____ SUPPLIED MATERIAL

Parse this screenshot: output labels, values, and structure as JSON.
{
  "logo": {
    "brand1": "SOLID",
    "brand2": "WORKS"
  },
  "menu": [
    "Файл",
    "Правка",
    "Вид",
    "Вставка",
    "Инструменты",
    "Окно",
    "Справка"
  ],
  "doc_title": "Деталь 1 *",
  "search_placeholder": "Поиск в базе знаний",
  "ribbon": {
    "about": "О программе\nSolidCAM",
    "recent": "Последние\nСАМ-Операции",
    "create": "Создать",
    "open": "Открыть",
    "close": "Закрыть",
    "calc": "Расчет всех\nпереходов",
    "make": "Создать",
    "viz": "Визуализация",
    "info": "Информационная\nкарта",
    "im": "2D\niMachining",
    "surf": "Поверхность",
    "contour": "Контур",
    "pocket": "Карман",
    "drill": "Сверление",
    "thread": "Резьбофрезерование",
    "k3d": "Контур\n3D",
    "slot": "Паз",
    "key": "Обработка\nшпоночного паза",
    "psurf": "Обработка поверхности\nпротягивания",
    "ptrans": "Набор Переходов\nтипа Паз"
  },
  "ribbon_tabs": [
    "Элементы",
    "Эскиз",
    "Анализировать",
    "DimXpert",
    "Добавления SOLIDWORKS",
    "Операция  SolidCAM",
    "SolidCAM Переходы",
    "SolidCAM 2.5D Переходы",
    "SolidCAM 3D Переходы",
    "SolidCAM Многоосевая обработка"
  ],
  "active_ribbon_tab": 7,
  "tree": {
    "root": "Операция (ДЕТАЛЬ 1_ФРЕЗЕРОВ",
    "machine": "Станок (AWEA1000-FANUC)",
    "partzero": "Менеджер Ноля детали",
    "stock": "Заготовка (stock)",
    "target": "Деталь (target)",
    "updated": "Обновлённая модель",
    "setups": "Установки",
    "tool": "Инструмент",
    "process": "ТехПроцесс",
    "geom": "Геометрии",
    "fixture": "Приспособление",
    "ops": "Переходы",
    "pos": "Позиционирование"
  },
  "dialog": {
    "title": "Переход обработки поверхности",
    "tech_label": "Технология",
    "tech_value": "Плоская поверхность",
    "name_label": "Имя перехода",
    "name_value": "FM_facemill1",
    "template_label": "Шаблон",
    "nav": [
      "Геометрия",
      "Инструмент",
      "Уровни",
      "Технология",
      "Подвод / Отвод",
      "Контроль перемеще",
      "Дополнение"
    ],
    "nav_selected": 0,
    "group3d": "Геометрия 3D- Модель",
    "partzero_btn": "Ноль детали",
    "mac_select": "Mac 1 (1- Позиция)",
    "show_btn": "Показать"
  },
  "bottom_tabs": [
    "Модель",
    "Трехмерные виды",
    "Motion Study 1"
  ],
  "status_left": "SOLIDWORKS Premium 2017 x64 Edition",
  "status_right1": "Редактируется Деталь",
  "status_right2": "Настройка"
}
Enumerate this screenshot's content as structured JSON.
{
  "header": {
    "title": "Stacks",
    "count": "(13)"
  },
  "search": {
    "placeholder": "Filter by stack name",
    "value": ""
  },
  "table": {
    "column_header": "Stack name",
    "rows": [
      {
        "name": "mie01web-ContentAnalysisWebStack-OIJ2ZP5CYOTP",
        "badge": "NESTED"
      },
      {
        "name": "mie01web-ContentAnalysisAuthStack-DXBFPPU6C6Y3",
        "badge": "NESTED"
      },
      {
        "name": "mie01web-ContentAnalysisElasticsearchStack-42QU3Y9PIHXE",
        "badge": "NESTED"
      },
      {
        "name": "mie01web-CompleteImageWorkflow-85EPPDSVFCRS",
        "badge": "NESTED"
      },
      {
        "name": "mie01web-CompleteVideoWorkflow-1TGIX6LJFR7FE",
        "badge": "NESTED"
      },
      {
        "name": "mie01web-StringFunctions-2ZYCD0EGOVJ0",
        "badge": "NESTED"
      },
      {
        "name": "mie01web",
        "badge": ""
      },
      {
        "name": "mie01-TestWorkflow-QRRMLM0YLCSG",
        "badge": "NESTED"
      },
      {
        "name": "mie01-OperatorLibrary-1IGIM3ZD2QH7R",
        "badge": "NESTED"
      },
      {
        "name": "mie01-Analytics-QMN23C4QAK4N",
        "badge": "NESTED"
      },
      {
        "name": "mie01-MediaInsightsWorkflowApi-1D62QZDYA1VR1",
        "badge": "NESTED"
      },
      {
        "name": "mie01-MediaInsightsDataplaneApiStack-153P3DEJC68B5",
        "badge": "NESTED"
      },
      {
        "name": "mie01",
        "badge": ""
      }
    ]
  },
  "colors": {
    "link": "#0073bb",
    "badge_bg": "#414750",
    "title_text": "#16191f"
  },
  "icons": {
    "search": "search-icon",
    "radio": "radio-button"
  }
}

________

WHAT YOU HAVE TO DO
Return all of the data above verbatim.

REPLY TO THE EXERCISE
Parse this screenshot: output labels, values, and structure as JSON.
{
  "logo": {
    "brand1": "SOLID",
    "brand2": "WORKS"
  },
  "menu": [
    "Файл",
    "Правка",
    "Вид",
    "Вставка",
    "Инструменты",
    "Окно",
    "Справка"
  ],
  "doc_title": "Деталь 1 *",
  "search_placeholder": "Поиск в базе знаний",
  "ribbon": {
    "about": "О программе\nSolidCAM",
    "recent": "Последние\nСАМ-Операции",
    "create": "Создать",
    "open": "Открыть",
    "close": "Закрыть",
    "calc": "Расчет всех\nпереходов",
    "make": "Создать",
    "viz": "Визуализация",
    "info": "Информационная\nкарта",
    "im": "2D\niMachining",
    "surf": "Поверхность",
    "contour": "Контур",
    "pocket": "Карман",
    "drill": "Сверление",
    "thread": "Резьбофрезерование",
    "k3d": "Контур\n3D",
    "slot": "Паз",
    "key": "Обработка\nшпоночного паза",
    "psurf": "Обработка поверхности\nпротягивания",
    "ptrans": "Набор Переходов\nтипа Паз"
  },
  "ribbon_tabs": [
    "Элементы",
    "Эскиз",
    "Анализировать",
    "DimXpert",
    "Добавления SOLIDWORKS",
    "Операция  SolidCAM",
    "SolidCAM Переходы",
    "SolidCAM 2.5D Переходы",
    "SolidCAM 3D Переходы",
    "SolidCAM Многоосевая обработка"
  ],
  "active_ribbon_tab": 7,
  "tree": {
    "root": "Операция (ДЕТАЛЬ 1_ФРЕЗЕРОВ",
    "machine": "Станок (AWEA1000-FANUC)",
    "partzero": "Менеджер Ноля детали",
    "stock": "Заготовка (stock)",
    "target": "Деталь (target)",
    "updated": "Обновлённая модель",
    "setups": "Установки",
    "tool": "Инструмент",
    "process": "ТехПроцесс",
    "geom": "Геометрии",
    "fixture": "Приспособление",
    "ops": "Переходы",
    "pos": "Позиционирование"
  },
  "dialog": {
    "title": "Переход обработки поверхности",
    "tech_label": "Технология",
    "tech_value": "Плоская поверхность",
    "name_label": "Имя перехода",
    "name_value": "FM_facemill1",
    "template_label": "Шаблон",
    "nav": [
      "Геометрия",
      "Инструмент",
      "Уровни",
      "Технология",
      "Подвод / Отвод",
      "Контроль перемеще",
      "Дополнение"
    ],
    "nav_selected": 0,
    "group3d": "Геометрия 3D- Модель",
    "partzero_btn": "Ноль детали",
    "mac_select": "Mac 1 (1- Позиция)",
    "show_btn": "Показать"
  },
  "bottom_tabs": [
    "Модель",
    "Трехмерные виды",
    "Motion Study 1"
  ],
  "status_left": "SOLIDWORKS Premium 2017 x64 Edition",
  "status_right1": "Редактируется Деталь",
  "status_right2": "Настройка"
}
Enumerate this screenshot's content as structured JSON.
{
  "header": {
    "title": "Stacks",
    "count": "(13)"
  },
  "search": {
    "placeholder": "Filter by stack name",
    "value": ""
  },
  "table": {
    "column_header": "Stack name",
    "rows": [
      {
        "name": "mie01web-ContentAnalysisWebStack-OIJ2ZP5CYOTP",
        "badge": "NESTED"
      },
      {
        "name": "mie01web-ContentAnalysisAuthStack-DXBFPPU6C6Y3",
        "badge": "NESTED"
      },
      {
        "name": "mie01web-ContentAnalysisElasticsearchStack-42QU3Y9PIHXE",
        "badge": "NESTED"
      },
      {
        "name": "mie01web-CompleteImageWorkflow-85EPPDSVFCRS",
        "badge": "NESTED"
      },
      {
        "name": "mie01web-CompleteVideoWorkflow-1TGIX6LJFR7FE",
        "badge": "NESTED"
      },
      {
        "name": "mie01web-StringFunctions-2ZYCD0EGOVJ0",
        "badge": "NESTED"
      },
      {
        "name": "mie01web",
        "badge": ""
      },
      {
        "name": "mie01-TestWorkflow-QRRMLM0YLCSG",
        "badge": "NESTED"
      },
      {
        "name": "mie01-OperatorLibrary-1IGIM3ZD2QH7R",
        "badge": "NESTED"
      },
      {
        "name": "mie01-Analytics-QMN23C4QAK4N",
        "badge": "NESTED"
      },
      {
        "name": "mie01-MediaInsightsWorkflowApi-1D62QZDYA1VR1",
        "badge": "NESTED"
      },
      {
        "name": "mie01-MediaInsightsDataplaneApiStack-153P3DEJC68B5",
        "badge": "NESTED"
      },
      {
        "name": "mie01",
        "badge": ""
      }
    ]
  },
  "colors": {
    "link": "#0073bb",
    "badge_bg": "#414750",
    "title_text": "#16191f"
  },
  "icons": {
    "search": "search-icon",
    "radio": "radio-button"
  }
}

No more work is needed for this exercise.